* [WHAT IS REQUIRED]: From the entries, copy out every line in which the word "火车站广场项目" is found.

Records from a dataset
────

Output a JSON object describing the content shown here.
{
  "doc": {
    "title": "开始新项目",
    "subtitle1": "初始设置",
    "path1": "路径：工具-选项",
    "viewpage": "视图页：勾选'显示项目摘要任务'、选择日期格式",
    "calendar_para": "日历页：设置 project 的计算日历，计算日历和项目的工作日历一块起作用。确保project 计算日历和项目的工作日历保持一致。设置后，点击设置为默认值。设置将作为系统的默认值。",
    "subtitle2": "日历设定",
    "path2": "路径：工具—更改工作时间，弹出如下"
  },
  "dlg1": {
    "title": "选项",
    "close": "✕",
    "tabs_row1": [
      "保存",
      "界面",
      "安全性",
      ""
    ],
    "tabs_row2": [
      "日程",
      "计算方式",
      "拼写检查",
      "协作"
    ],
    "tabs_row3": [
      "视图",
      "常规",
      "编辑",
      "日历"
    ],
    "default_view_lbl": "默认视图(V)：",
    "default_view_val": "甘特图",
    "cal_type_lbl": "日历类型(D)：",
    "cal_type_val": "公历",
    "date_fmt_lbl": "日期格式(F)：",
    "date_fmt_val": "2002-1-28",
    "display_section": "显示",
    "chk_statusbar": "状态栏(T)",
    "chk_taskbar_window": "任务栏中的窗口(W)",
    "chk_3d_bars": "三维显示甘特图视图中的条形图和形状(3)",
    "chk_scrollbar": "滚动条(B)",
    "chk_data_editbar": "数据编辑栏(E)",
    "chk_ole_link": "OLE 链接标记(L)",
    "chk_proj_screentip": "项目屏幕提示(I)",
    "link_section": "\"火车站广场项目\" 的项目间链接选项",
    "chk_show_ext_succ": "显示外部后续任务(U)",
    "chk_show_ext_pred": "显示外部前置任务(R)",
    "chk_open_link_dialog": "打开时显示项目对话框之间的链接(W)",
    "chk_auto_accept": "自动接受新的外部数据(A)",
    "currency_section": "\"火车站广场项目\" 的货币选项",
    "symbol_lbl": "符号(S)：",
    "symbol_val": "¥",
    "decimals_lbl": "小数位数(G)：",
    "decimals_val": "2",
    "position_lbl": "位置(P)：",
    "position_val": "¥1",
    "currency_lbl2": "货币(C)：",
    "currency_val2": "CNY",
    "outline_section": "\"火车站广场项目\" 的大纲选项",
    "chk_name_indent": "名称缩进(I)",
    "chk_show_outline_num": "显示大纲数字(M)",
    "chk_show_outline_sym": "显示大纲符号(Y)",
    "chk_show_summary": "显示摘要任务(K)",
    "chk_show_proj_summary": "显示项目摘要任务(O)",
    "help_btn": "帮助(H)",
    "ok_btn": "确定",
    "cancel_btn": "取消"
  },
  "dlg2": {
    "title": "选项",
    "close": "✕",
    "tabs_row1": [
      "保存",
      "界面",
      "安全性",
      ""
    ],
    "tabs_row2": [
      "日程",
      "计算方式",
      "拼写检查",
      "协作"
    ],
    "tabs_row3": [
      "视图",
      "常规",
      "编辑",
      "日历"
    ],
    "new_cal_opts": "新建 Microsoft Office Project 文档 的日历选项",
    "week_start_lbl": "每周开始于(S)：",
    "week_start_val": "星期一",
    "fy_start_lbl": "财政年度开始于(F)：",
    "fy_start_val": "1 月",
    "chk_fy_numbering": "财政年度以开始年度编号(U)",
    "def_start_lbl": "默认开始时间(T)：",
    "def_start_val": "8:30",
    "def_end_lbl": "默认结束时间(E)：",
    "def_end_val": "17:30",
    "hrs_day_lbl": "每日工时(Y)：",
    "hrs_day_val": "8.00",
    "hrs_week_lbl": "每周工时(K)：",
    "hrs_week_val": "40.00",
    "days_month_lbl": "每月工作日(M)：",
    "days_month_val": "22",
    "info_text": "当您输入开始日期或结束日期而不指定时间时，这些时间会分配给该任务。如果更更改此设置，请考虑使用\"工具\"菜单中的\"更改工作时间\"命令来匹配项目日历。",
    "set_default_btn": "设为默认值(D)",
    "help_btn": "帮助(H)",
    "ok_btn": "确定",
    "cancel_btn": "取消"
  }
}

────

* [SOLUTION]:
    "link_section": "\"火车站广场项目\" 的项目间链接选项",
    "currency_section": "\"火车站广场项目\" 的货币选项",
    "outline_section": "\"火车站广场项目\" 的大纲选项",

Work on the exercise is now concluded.